DATASET CONTENT Block Start

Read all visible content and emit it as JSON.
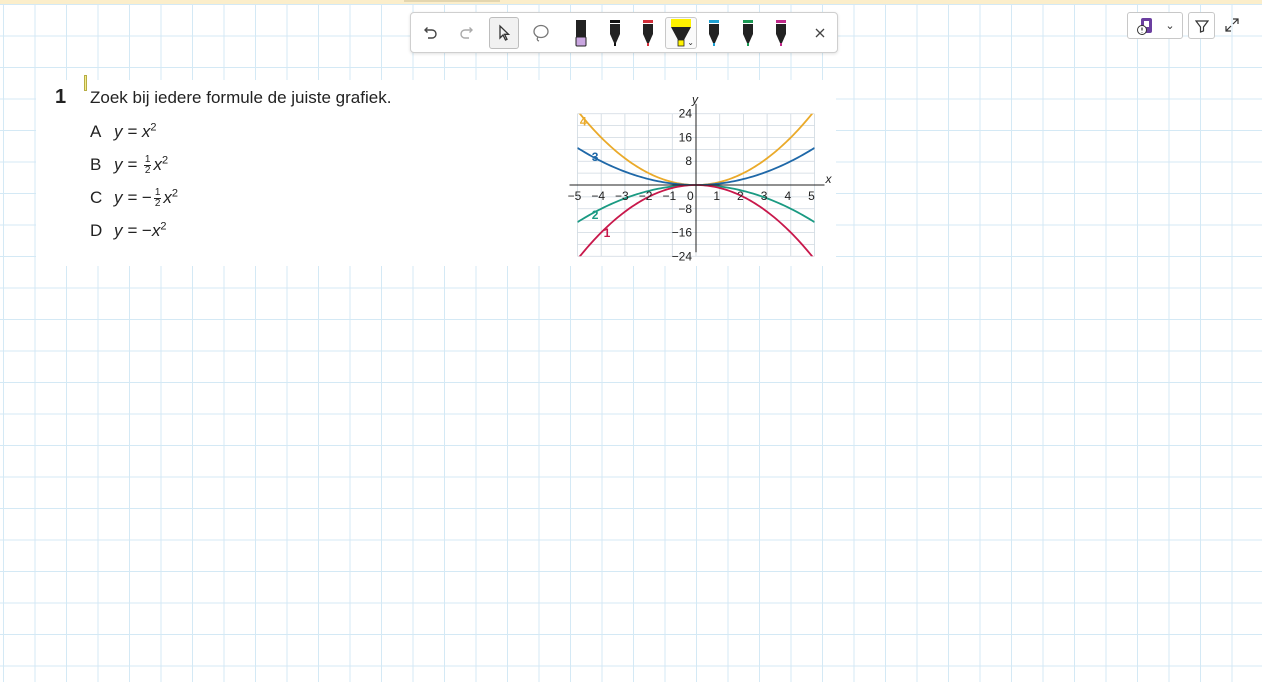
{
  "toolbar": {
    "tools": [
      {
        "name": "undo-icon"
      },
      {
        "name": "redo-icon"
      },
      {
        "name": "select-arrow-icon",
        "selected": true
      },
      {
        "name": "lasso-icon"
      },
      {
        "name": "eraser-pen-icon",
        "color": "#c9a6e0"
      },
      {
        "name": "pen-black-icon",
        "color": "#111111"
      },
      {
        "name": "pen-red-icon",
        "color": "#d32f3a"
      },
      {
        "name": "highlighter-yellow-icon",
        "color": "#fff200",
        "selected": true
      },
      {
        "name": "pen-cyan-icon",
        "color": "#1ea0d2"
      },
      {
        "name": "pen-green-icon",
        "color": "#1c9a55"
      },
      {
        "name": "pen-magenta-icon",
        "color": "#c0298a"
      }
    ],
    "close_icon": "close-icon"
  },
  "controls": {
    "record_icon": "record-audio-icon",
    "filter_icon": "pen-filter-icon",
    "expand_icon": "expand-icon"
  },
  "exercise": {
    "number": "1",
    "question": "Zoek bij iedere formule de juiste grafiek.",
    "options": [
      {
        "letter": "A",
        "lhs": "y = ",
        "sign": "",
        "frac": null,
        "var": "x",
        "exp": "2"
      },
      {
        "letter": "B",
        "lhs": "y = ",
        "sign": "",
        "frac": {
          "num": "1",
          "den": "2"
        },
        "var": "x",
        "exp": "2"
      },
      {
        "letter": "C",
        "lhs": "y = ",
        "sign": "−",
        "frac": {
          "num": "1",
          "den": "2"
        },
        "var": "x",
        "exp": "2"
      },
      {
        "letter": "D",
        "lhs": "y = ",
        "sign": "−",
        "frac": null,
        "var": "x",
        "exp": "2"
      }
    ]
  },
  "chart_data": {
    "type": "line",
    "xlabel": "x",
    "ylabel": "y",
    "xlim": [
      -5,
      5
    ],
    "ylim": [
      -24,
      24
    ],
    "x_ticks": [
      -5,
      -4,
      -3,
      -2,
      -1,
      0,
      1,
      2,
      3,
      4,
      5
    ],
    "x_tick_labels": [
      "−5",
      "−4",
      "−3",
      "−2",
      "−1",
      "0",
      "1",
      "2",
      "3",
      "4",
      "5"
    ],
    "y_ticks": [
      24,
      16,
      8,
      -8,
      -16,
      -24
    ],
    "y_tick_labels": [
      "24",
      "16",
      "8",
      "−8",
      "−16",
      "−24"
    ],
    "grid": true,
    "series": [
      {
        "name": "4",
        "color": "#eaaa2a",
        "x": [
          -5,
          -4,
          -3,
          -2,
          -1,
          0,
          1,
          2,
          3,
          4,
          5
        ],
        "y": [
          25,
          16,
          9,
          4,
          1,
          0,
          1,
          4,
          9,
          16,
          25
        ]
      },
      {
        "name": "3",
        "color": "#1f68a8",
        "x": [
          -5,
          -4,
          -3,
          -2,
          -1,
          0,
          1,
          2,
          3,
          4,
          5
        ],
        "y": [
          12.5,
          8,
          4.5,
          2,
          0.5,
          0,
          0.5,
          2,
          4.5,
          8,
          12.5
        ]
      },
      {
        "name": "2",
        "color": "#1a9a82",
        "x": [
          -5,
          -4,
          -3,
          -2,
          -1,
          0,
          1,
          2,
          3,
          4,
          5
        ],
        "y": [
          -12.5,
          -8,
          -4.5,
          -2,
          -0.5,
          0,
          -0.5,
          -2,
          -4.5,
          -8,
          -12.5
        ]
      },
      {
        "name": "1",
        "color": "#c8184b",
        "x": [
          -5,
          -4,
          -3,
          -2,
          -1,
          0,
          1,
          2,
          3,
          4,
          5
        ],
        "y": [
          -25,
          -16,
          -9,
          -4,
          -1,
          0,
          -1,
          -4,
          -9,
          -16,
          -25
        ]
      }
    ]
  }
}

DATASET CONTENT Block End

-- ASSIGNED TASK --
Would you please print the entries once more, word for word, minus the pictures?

-- RESULT --
Read all visible content and emit it as JSON.
{
  "toolbar": {
    "tools": [
      {
        "name": "undo-icon"
      },
      {
        "name": "redo-icon"
      },
      {
        "name": "select-arrow-icon",
        "selected": true
      },
      {
        "name": "lasso-icon"
      },
      {
        "name": "eraser-pen-icon",
        "color": "#c9a6e0"
      },
      {
        "name": "pen-black-icon",
        "color": "#111111"
      },
      {
        "name": "pen-red-icon",
        "color": "#d32f3a"
      },
      {
        "name": "highlighter-yellow-icon",
        "color": "#fff200",
        "selected": true
      },
      {
        "name": "pen-cyan-icon",
        "color": "#1ea0d2"
      },
      {
        "name": "pen-green-icon",
        "color": "#1c9a55"
      },
      {
        "name": "pen-magenta-icon",
        "color": "#c0298a"
      }
    ],
    "close_icon": "close-icon"
  },
  "controls": {
    "record_icon": "record-audio-icon",
    "filter_icon": "pen-filter-icon",
    "expand_icon": "expand-icon"
  },
  "exercise": {
    "number": "1",
    "question": "Zoek bij iedere formule de juiste grafiek.",
    "options": [
      {
        "letter": "A",
        "lhs": "y = ",
        "sign": "",
        "frac": null,
        "var": "x",
        "exp": "2"
      },
      {
        "letter": "B",
        "lhs": "y = ",
        "sign": "",
        "frac": {
          "num": "1",
          "den": "2"
        },
        "var": "x",
        "exp": "2"
      },
      {
        "letter": "C",
        "lhs": "y = ",
        "sign": "−",
        "frac": {
          "num": "1",
          "den": "2"
        },
        "var": "x",
        "exp": "2"
      },
      {
        "letter": "D",
        "lhs": "y = ",
        "sign": "−",
        "frac": null,
        "var": "x",
        "exp": "2"
      }
    ]
  },
  "chart_data": {
    "type": "line",
    "xlabel": "x",
    "ylabel": "y",
    "xlim": [
      -5,
      5
    ],
    "ylim": [
      -24,
      24
    ],
    "x_ticks": [
      -5,
      -4,
      -3,
      -2,
      -1,
      0,
      1,
      2,
      3,
      4,
      5
    ],
    "x_tick_labels": [
      "−5",
      "−4",
      "−3",
      "−2",
      "−1",
      "0",
      "1",
      "2",
      "3",
      "4",
      "5"
    ],
    "y_ticks": [
      24,
      16,
      8,
      -8,
      -16,
      -24
    ],
    "y_tick_labels": [
      "24",
      "16",
      "8",
      "−8",
      "−16",
      "−24"
    ],
    "grid": true,
    "series": [
      {
        "name": "4",
        "color": "#eaaa2a",
        "x": [
          -5,
          -4,
          -3,
          -2,
          -1,
          0,
          1,
          2,
          3,
          4,
          5
        ],
        "y": [
          25,
          16,
          9,
          4,
          1,
          0,
          1,
          4,
          9,
          16,
          25
        ]
      },
      {
        "name": "3",
        "color": "#1f68a8",
        "x": [
          -5,
          -4,
          -3,
          -2,
          -1,
          0,
          1,
          2,
          3,
          4,
          5
        ],
        "y": [
          12.5,
          8,
          4.5,
          2,
          0.5,
          0,
          0.5,
          2,
          4.5,
          8,
          12.5
        ]
      },
      {
        "name": "2",
        "color": "#1a9a82",
        "x": [
          -5,
          -4,
          -3,
          -2,
          -1,
          0,
          1,
          2,
          3,
          4,
          5
        ],
        "y": [
          -12.5,
          -8,
          -4.5,
          -2,
          -0.5,
          0,
          -0.5,
          -2,
          -4.5,
          -8,
          -12.5
        ]
      },
      {
        "name": "1",
        "color": "#c8184b",
        "x": [
          -5,
          -4,
          -3,
          -2,
          -1,
          0,
          1,
          2,
          3,
          4,
          5
        ],
        "y": [
          -25,
          -16,
          -9,
          -4,
          -1,
          0,
          -1,
          -4,
          -9,
          -16,
          -25
        ]
      }
    ]
  }
}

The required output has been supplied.